When the pandemic broke out, everything in our life changed. Our definition of normal shifted. My usual busy schedule became a blank calendar. Some changes were an improvement, while others made me learn to dig deep to find ways to cope with hard changes. Coping became a daily goal.
I was substitute teaching when COVID hit. I worked the first days in early March, right before spring break. I didn’t know then that the break would extend into 2021. From an extra week of spring break to the cancellation of all the rest of my assignments for that school year, change came and stayed.
One of the first changes I made was adapting to the shortages brought on by the pandemic. When bread disappeared from the shelves, I bought yeast to make homemade bread. And then yeast became scarce. What is a person to do? Sourdough, yes, sourdough!
I was one of the millions of people who learned to make my own sourdough with a starter I got online. I learned to make bread, pancakes, biscuits, crackers and even English Muffins. I can tell you that is one change that improved my life!
My household refused to hoard, so finding toilet paper brought a new meaning to hunting and gathering. I started buying everything I could online, including clothes, birthday gifts, Christmas gifts and just about everything else.
Another change was the way we stayed in touch with others. “Let’s meet for a cup of coffee” became “Let’s connect on Facetime.” Staying connected required learning to navigate virtual meetings. Family Facetime get-togethers morphed into a monthly classic movie night with our family in California. It gave us a new way to learn about our family.
Zoom connected me to work meetings and conferences. I virtually attended support group meetings and book clubs. When I eventually returned to the classroom, I connected with at-home learners through a virtual classroom. I even had doctor appointments by Zoom. Would I have rather done in-person teaching, meeting and connecting? Of course, but Zoom and Facetime allowed me to communicate while staying safe.
There were other changes like drive-by birthday parties, not going to theaters or other public venues, and canceled weddings and graduations. As we gradually get back to a sense of our previous normal, we can look back on the past two years as learning experiences.
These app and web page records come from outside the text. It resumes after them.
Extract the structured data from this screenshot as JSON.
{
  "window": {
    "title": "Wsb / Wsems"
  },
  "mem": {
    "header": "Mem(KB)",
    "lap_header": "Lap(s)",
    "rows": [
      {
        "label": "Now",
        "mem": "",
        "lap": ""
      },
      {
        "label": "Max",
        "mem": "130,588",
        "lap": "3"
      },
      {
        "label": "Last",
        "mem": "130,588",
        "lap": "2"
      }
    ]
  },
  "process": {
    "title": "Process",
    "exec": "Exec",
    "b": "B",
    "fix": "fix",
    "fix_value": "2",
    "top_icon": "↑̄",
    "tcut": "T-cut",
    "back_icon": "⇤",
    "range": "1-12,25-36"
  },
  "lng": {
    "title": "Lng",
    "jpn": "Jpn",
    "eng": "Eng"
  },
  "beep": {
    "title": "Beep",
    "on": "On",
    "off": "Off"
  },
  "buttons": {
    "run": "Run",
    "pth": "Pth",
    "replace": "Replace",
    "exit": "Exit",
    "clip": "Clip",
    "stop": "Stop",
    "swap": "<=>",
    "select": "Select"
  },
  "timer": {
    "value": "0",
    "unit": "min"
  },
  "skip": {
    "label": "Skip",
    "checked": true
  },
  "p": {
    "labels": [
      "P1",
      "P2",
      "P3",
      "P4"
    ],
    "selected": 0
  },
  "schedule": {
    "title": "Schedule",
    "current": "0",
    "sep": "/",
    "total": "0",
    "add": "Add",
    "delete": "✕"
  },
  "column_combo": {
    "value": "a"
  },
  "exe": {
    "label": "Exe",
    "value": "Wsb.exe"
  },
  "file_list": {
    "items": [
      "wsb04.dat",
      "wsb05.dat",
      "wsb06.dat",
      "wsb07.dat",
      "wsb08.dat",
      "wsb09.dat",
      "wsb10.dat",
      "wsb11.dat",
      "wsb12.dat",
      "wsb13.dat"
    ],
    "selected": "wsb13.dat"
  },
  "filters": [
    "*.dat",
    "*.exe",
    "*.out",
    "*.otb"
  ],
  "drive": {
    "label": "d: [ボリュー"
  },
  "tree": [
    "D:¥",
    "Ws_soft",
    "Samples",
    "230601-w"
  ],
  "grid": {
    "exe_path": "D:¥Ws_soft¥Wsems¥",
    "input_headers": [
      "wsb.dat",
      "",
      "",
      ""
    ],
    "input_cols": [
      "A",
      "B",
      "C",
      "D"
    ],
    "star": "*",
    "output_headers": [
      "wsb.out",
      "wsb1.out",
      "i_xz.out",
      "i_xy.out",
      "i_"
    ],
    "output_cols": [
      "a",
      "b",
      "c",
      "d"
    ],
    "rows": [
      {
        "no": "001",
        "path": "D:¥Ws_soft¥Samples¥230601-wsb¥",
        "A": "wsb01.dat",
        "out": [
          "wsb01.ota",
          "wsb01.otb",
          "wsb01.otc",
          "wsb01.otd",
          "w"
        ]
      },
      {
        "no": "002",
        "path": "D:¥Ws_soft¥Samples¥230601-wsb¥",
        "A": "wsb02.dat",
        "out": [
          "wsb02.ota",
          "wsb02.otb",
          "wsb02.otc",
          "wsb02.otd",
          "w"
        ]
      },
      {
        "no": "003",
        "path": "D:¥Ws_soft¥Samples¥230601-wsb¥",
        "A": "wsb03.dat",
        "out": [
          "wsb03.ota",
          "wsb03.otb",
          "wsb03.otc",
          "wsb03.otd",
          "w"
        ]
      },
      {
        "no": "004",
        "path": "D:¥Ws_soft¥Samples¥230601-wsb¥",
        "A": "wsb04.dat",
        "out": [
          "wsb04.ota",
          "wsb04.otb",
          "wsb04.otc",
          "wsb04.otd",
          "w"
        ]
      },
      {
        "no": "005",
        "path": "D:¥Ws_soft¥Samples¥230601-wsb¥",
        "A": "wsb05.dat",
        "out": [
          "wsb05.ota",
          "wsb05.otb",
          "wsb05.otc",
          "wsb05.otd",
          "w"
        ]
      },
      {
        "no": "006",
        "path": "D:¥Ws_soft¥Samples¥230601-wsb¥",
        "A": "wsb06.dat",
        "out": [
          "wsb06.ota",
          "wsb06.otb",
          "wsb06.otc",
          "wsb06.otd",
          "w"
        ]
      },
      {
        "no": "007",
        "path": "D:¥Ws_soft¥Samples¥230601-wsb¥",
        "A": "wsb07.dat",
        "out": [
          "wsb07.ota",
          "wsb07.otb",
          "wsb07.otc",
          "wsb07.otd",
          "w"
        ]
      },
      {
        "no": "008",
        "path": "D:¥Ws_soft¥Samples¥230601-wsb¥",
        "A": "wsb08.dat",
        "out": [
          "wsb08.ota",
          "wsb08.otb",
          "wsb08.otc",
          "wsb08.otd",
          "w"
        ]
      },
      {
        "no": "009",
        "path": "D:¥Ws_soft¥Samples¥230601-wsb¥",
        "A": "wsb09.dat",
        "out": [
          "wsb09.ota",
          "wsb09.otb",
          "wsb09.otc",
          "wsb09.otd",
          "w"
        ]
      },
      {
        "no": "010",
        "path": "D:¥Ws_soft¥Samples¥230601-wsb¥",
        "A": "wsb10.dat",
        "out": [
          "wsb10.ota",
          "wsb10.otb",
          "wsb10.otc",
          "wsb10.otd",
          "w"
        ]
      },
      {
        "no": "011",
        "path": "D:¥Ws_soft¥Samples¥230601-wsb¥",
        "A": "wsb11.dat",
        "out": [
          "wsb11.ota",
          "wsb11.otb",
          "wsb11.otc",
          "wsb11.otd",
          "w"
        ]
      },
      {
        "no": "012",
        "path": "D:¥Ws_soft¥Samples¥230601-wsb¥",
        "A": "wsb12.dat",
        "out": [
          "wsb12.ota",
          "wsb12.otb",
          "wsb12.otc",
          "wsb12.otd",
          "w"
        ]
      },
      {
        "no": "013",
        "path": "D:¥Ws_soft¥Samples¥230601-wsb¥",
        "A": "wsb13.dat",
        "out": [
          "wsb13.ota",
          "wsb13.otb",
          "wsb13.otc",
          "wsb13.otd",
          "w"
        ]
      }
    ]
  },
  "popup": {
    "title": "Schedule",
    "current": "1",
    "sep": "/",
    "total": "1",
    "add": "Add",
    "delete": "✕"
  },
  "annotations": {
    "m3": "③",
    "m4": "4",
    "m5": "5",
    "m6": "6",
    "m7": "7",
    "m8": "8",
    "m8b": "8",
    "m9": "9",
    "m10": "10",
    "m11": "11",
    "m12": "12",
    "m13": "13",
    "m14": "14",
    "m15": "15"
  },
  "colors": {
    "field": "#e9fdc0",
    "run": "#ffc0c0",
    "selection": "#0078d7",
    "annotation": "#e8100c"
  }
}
I learned to adapt to the times, to be good company with myself and that staying home can give me the gift of time. What did you learn?
COVID provided time to connect with other parents and share ideas to help with these difficult times.